Cholesterol-lowering medications are recommended for people whose short or long-term risk of CAD is high. These medications include:bile acid resins, such as cholestyramine (i.e., Questran) and colestipol (i.e., Colestid)nicotinic acid, also known as niacin (i.e., Niaspan, Slo-Niacin) or vitamin B3fibric acids, such as gemfibrozil (i.e., Lopid) and fenofibrate (i.e., Antara, Libofen, Lofibra, Tricor, Triglide)statins, such as atorvastatin (i.e., Lipitor), fluvastatin (i.e., Lescol, Lescol XL), lovastatin (i.e., Altoprev, Mevacor), pravastatin (i.e., Pravachol), rosuvastatin (i.e., Crestor) and simvastatin (i.e., Zocor)agents that prevent cholesterol absorption from the small intestine such as ezetimibe (i.e., Zetia)omega-three fatty acids (i.e., Omacor)combinations of the above agentsezetimibe and simvistatin (i.e., Vytorin)lovastatin and niacin (i.e., Advicor)
The choice of medications is based on the cholesterol level, the person's age, and any other health conditions.

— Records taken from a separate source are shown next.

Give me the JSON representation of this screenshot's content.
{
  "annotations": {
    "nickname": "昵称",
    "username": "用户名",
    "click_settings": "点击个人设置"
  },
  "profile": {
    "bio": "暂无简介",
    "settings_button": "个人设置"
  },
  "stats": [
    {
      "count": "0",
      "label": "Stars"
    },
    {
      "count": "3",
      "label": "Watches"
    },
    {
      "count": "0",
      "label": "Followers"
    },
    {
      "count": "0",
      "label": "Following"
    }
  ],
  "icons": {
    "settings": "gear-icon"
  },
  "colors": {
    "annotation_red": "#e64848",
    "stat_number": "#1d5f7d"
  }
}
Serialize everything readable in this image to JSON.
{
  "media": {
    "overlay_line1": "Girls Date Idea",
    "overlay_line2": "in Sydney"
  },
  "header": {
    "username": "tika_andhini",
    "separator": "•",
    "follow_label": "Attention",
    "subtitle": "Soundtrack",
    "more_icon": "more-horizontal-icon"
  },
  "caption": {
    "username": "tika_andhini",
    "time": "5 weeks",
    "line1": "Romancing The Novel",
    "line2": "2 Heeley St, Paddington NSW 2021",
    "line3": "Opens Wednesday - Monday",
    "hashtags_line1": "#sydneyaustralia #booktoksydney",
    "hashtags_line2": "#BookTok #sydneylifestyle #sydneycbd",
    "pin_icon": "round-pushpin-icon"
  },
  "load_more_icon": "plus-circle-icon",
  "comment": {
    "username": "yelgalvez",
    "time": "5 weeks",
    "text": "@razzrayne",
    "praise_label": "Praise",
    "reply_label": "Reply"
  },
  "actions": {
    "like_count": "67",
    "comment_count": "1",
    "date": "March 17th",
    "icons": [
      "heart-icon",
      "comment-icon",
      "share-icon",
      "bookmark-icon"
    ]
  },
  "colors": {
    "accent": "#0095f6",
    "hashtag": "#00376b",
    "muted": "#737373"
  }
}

The side effects depend on the particular medication chosen. Most cholesterol-lowering medicines can have bad effects on the liver. Blood tests are often done to measure the levels of enzymes produced by the liver. Niacin can cause flushing of the skin and itching. It may also cause nausea, vomiting, diarrhea, and high blood glucose.
Treatment of high total and LDL cholesterol is lifelong. Diet, exercise, and a healthy lifestyle are key to quality of life.
The individual will have regular cholesterol tests and visits with the healthcare provider. Any new or worsening symptoms should be reported to the provider.